I’m a runner.
Not because I’m fast. Not because I run marathons. Not because I’m even that good at it.
I started running in response to a bad break up in early 2004. I have always been fairly athletic, but never thought I could run – for one, I had no lung capacity. I was a smoker at the time and barely exercised, but more so, I just always believed I just wasn’t good at it. After I broke up with my boyfriend, I responded to a stressful situation like I never had before – I started exercising. Then, one day, I tried running. I started seeking out resources on how to do it better and found an article in the paper about ChiRunning. The method made sense to me and the next day I tried it out. To my surprise, I ran 2 miles that day. Two whole miles for someone who dreaded the days during volleyball camp where we’d have to go out for runs in the afternoon and who, ultimately, gave up on volleyball because due to being so out of shape and fat to have the confidence to go out for varsity.
But that day, something just clicked. That was it. I was hooked. I was dealing with depression at the time. Combined with therapy, running really helped pull me out of that dark time in my life.
Right after finishing my third half marathon, 2012
Running for me has little to do with personal bests – although I have a couple I am proud of. It’s not even about losing weight, even though it definitely helps me stay a somewhat healthy weight. For me, it’s the way I deal with stressful situations. It’s how I get away when I need a break. It’s the only time I really give myself pep talks and encouragement. It’s how I remind myself of how strong I am, despite my many (many) weaknesses. Like Shawn wrote about his writing, it makes me feel more like me.
These past weeks have been hard for me because I can count on one hand the number of runs I’ve gotten to do. I’m really most to blame for that. I haven’t prioritized it. If I go more than 2 or 3 days without some form of exercise, I start to get cranky. I start to get anxious. I start trying to control things that are out of my control.
I worry about having limited opportunities to run while we’re traveling. I’ve read about other runners who have struggled being in countries where it’s just not a viable option. I’m glad there’s the scientifically-proven 7-minute workout as a standby for when I need exercise and there’s not another option, but it’s unfortunately not the same for me. I need that mental break that running provides.
I know I’ll just have to adapt.

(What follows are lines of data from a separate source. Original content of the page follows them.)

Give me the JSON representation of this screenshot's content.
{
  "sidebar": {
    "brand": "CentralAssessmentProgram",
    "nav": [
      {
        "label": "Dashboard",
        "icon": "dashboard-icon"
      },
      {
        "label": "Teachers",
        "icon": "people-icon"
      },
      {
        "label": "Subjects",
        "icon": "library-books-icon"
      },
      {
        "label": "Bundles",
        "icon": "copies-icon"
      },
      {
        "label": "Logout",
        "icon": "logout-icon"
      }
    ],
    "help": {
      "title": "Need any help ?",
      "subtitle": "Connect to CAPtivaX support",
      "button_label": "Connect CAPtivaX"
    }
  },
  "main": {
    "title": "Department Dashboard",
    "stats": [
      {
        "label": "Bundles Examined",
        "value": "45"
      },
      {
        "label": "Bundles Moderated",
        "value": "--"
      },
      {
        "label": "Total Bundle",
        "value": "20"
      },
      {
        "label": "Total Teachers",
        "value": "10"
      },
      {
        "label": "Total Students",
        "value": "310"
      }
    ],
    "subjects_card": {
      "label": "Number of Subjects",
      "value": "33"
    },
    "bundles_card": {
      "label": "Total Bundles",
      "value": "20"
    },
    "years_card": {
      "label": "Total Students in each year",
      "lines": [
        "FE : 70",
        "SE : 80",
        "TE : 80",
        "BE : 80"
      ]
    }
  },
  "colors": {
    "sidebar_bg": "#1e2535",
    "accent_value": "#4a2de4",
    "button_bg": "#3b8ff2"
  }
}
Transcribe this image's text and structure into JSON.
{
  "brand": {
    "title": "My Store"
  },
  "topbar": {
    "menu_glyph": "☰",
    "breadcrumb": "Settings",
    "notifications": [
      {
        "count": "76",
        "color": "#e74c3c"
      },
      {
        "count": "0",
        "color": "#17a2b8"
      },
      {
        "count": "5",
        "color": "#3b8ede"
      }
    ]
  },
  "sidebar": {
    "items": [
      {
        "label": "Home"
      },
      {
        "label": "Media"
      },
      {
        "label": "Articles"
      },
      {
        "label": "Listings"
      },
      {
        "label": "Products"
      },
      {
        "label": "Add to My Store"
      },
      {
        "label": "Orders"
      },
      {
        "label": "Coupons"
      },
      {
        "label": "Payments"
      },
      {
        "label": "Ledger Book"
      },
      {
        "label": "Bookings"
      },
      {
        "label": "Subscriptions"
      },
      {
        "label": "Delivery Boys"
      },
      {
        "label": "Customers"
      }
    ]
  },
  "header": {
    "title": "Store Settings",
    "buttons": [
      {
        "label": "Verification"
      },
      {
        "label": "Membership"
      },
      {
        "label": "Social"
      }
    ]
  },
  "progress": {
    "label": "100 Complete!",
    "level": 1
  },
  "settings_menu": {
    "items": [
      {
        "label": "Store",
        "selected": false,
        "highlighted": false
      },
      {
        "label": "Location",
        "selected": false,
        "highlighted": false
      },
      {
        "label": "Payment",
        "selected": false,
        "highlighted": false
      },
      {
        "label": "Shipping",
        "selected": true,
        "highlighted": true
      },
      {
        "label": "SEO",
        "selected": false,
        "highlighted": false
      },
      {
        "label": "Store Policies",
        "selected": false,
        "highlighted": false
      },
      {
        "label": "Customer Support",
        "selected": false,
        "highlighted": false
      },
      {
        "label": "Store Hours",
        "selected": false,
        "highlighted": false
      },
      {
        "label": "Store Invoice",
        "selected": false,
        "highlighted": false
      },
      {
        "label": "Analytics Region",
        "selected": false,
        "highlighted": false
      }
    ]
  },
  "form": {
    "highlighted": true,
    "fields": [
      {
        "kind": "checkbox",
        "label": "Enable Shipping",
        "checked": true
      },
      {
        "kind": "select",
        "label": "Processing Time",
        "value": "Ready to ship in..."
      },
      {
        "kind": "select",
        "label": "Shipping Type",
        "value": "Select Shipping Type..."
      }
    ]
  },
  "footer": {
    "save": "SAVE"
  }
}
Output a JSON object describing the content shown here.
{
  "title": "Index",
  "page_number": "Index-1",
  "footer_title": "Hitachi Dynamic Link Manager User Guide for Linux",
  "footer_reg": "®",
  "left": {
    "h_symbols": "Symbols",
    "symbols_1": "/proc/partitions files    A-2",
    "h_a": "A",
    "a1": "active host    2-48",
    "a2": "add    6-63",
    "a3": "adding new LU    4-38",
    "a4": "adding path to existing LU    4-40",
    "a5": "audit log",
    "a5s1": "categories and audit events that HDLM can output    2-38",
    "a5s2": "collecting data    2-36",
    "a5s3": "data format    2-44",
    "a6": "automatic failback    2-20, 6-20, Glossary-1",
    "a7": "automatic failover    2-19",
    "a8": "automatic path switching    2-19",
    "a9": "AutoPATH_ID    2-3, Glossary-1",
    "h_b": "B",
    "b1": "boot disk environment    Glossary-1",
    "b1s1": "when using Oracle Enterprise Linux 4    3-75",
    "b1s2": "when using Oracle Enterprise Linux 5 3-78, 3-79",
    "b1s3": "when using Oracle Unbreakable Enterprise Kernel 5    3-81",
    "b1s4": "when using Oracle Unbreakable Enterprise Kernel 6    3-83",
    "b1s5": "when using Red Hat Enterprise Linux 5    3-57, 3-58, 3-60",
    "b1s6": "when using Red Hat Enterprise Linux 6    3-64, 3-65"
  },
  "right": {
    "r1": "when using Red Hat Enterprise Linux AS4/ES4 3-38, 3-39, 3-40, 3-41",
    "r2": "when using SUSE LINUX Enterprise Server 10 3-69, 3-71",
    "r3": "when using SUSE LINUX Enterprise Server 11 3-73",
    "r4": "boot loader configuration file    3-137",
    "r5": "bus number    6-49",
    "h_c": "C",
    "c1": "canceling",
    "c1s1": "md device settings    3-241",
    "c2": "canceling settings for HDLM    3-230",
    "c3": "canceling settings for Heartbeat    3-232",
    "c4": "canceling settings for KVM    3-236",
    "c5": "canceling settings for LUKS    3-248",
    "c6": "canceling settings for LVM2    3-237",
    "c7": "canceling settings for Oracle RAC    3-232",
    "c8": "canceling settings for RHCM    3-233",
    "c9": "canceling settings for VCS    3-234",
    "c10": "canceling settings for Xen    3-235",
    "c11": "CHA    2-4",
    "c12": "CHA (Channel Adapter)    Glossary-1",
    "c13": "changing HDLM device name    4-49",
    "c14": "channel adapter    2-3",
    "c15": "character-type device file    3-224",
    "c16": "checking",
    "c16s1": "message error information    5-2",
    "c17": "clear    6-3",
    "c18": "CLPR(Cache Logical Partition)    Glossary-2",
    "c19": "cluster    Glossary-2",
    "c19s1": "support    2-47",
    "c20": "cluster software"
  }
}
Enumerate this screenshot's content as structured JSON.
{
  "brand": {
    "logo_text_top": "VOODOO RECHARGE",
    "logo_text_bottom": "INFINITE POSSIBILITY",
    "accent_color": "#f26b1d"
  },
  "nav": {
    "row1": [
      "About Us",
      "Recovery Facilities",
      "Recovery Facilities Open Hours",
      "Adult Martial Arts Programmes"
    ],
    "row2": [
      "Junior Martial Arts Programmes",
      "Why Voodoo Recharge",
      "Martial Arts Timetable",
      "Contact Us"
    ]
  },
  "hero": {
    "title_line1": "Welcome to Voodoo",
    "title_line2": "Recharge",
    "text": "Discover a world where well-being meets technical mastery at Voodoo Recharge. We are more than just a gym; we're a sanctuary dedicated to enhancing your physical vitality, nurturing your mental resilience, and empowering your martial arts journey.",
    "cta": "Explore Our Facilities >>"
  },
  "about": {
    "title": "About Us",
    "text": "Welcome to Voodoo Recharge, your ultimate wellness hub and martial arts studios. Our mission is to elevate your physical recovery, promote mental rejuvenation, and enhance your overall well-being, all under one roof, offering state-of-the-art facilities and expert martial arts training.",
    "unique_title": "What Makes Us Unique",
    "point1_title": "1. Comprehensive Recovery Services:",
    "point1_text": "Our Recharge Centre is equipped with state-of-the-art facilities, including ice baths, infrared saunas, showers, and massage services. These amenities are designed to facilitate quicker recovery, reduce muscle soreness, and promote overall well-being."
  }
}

I know I’ll find time to do it when I can, and other ways to remember to breathe when I can’t lace up my shoes and escape from the world. Somehow I’ll find a way to make it work. Because that’s what I do.